#### What the exercise asks
How many lines in these records hold the string "icon"? State only that number.

#### Records shown
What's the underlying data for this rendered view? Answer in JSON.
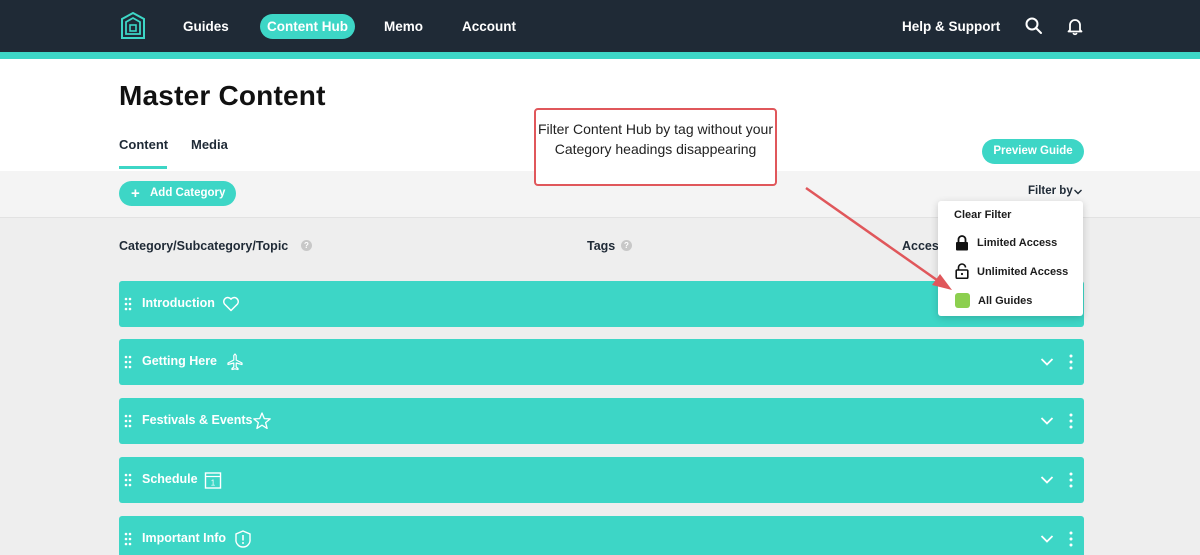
{
  "nav": {
    "logo": "house-logo",
    "items": [
      {
        "label": "Guides"
      },
      {
        "label": "Content Hub"
      },
      {
        "label": "Memo"
      },
      {
        "label": "Account"
      }
    ],
    "help_label": "Help & Support",
    "search_icon": "search-icon",
    "bell_icon": "bell-icon",
    "accent_color": "#3dd6c6",
    "bg_color": "#1f2a36"
  },
  "page": {
    "title": "Master Content",
    "tabs": [
      {
        "label": "Content"
      },
      {
        "label": "Media"
      }
    ],
    "preview_button": "Preview Guide"
  },
  "toolbar": {
    "add_category": "+ Add Category",
    "add_category_text": "Add Category",
    "filter_by": "Filter by"
  },
  "columns": {
    "category": "Category/Subcategory/Topic",
    "tags": "Tags",
    "access": "Acces"
  },
  "categories": [
    {
      "label": "Introduction",
      "icon": "heart-icon"
    },
    {
      "label": "Getting Here",
      "icon": "airplane-icon"
    },
    {
      "label": "Festivals & Events",
      "icon": "star-icon"
    },
    {
      "label": "Schedule",
      "icon": "calendar-icon"
    },
    {
      "label": "Important Info",
      "icon": "alert-icon"
    }
  ],
  "filter_menu": {
    "clear": "Clear Filter",
    "options": [
      {
        "label": "Limited Access",
        "icon": "lock-closed-icon"
      },
      {
        "label": "Unlimited Access",
        "icon": "lock-open-icon"
      },
      {
        "label": "All Guides",
        "icon": "green-swatch",
        "color": "#8ccf4f"
      }
    ]
  },
  "annotation": {
    "text": "Filter Content Hub by tag without your Category headings disappearing",
    "color": "#e0575b"
  }
}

#### Solution
10